"The policy and procedures were too vague," he added. "The failure to adequately prepare the officers is mine."
The extraordinary statement came a day after police removed Sheehan and Beverly Young, wife of Rep. C.W. "Bill" Young, R-Fla., from the visitors gallery Tuesday night. Sheehan was taken away in handcuffs before Mr. Bush's arrival at the Capitol and charged with a misdemeanor, while Young left the gallery and therefore was not arrested, Gainer said.
"Neither guest should have been confronted about the expressive T-shirts," Gainer's statement said.
Gainer added that he was asking the U.S. attorney's office to drop the charge against Sheehan. The statement also said he apologized to the Youngs and "share the department's plans for avoiding this in the future."
When Young was told she was considered a protester, she called the police officer an idiot, but unlike Sheehan, was not arrested, reports CBS News correspondent Bob Fuss.
"A similar message has been left with Mrs. Sheehan," Gainer said.
For his part, Bill Young said he was not necessarily satisfied.
"My wife was humiliated," he told reporters. He suggested that "sensitivity training" may be in order for Capitol Police.
A foreign-born American citizen who was the guest of Rep. Alcee Hastings, D-Fla., also was taken by police from the gallery just above the House floor, Hastings said Wednesday.
The congressman met with Gainer and said he also requested a meeting with House Speaker Dennis Hastert, R-Ill., about the incident.
"I'd like to find out more information," Hastings said in an interview, identifying the man only as being from Broward County in Florida. "He is a constituent of mine. I invited him proudly."

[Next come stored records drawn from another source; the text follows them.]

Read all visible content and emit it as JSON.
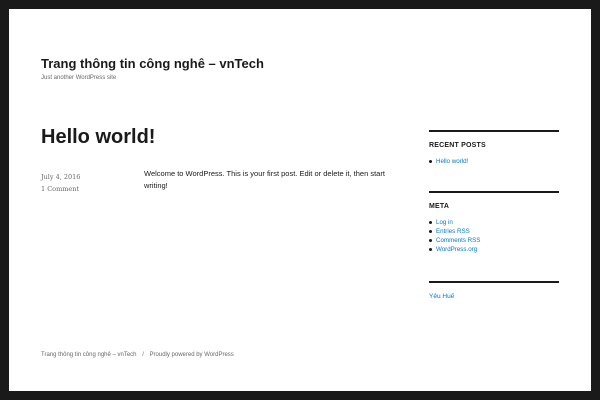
{
  "header": {
    "site_title": "Trang thông tin công nghê – vnTech",
    "site_description": "Just another WordPress site"
  },
  "post": {
    "title": "Hello world!",
    "date": "July 4, 2016",
    "comments": "1 Comment",
    "content": "Welcome to WordPress. This is your first post. Edit or delete it, then start writing!"
  },
  "sidebar": {
    "recent_posts": {
      "title": "RECENT POSTS",
      "items": [
        "Hello world!"
      ]
    },
    "meta": {
      "title": "META",
      "items": [
        "Log in",
        "Entries RSS",
        "Comments RSS",
        "WordPress.org"
      ]
    },
    "text_link": "Yêu Huế"
  },
  "footer": {
    "site_name": "Trang thông tin công nghê – vnTech",
    "separator": "/",
    "powered": "Proudly powered by WordPress"
  },
  "colors": {
    "frame": "#1a1a1a",
    "background": "#ffffff",
    "link": "#007acc",
    "muted": "#686868"
  }
}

Sheehan's T-shirt alluded to the number of soldiers killed in Iraq: "2245 Dead. How many more?" Capitol Police charged her with a misdemeanor for violating the District of Columbia's code against unlawful or disruptive conduct on any part of the Capitol grounds, a law enforcement official said. She was released from custody and flew home Wednesday to Los Angeles.
Young's shirt had just the opposite message: "Support the Troops — Defending Our Freedom."
The two women appeared to have offended tradition if not the law, according to several law enforcement and congressional officials. By custom, the annual address is to be a dignified affair in which the president reports on the state of the nation. Guests in the gallery who wear shirts deemed political in nature have, in past years, been asked to change or cover them up.
Rules dealing mainly with what people can bring and telling them to refrain from reading, writing, smoking, eating, drinking, applauding or taking photographs are outlined on the back of gallery passes given to tourists every day.
However, State of the Union guests don't receive any guidelines, Hanley said. "You would assume that if you were coming to an event like the State of the Union address you would be dressed in appropriate attire," she said.